Church Policy of Byzantium from the End of Iconoclasm to the Death of Emperor Basil I

Author(s): Predrag Komatina
Subject(s): History, Political history, Social history, Theology and Religion, History of Religion
Published by: Vizantološki institut SANU
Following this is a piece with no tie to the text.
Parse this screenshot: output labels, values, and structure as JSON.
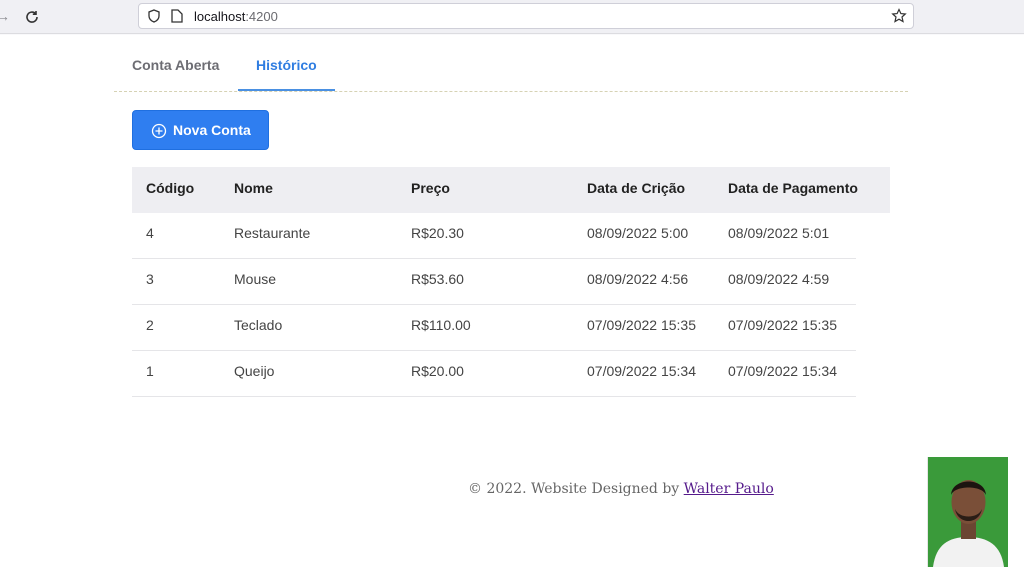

Summary/Abstract: The Iconoclast era of Byzantine history ended with the death of Emperor Theophilus on January 20th, 842. His wife Theodora, who took power in the name of their young son Michael III, devoted to Orthodoxy even during Theophilus’ life- -time, immediately began preparing the ground for the restoration of the veneration of icons. With this aim, she first held counsel with her associates in the state leadership – the Logothete Theoctistus, Sergius Nicetiates and her brothers Bardas and Petronas. At that meeting of the state leadership, the decision was made to renew the cult of icons, and the Empress released from imprisonment and persecution all monks, priests, bishops and lay people who had been persecuted for their veneration of icons. Next she convened the Council in Constantinople where the icon veneration would again be declared the official dogma of the church. The Council was held in early March 843. Participants included representatives of state authorities, priest and monks from the Constantinopolitan and provincial monasteries. The monks of the Capital were led by Hilarion of the Dalmatou, and a major figure among provincial monks was Simeon Stylite the Younger. The spiritual patron of them all was the famous ascetic Joannicius. Only the Studites represented a particular fraction. At the Council a valid Definition of faith was read and proclaimed, that is, the Horos of the Seventh Ecumenical Council of Nicaea 787, which had restored the veneration of icons after the first iconoclast period. The Council of 843 merely recalled the decisions of the Iconoclast Council of 815, and restored the decisions of the Council of 787. At the same Council the iconoclast Patriarch of Constantinople John VII the Grammarian was ousted, and the monk Methodius, a candidate of the provincial monks who also was in the Empress’s favor was chosen for the patriarchal throne. After his election, the people gathered spontaneously in front of St. Sophia and, led by the monks, conducted a procession that carried the icon of the Virgin and the Christ Child to the Bronze gates. This was a symbolic act, since the absence of Icon of Christ from the Gate had symbolized the supremacy of iconoclasm. This spontaneous procession was the forerunner of the later Procession of Orthodoxy. That day, which was the Sunday of the first week of Lent and which fell that year on March 11th, became known as the Sunday of Orthodoxy.

  • Print-ISBN-13: 978-86-83883-18-9
  • Page Count: 382
  • Publication Year: 2014
  • Language: Serbian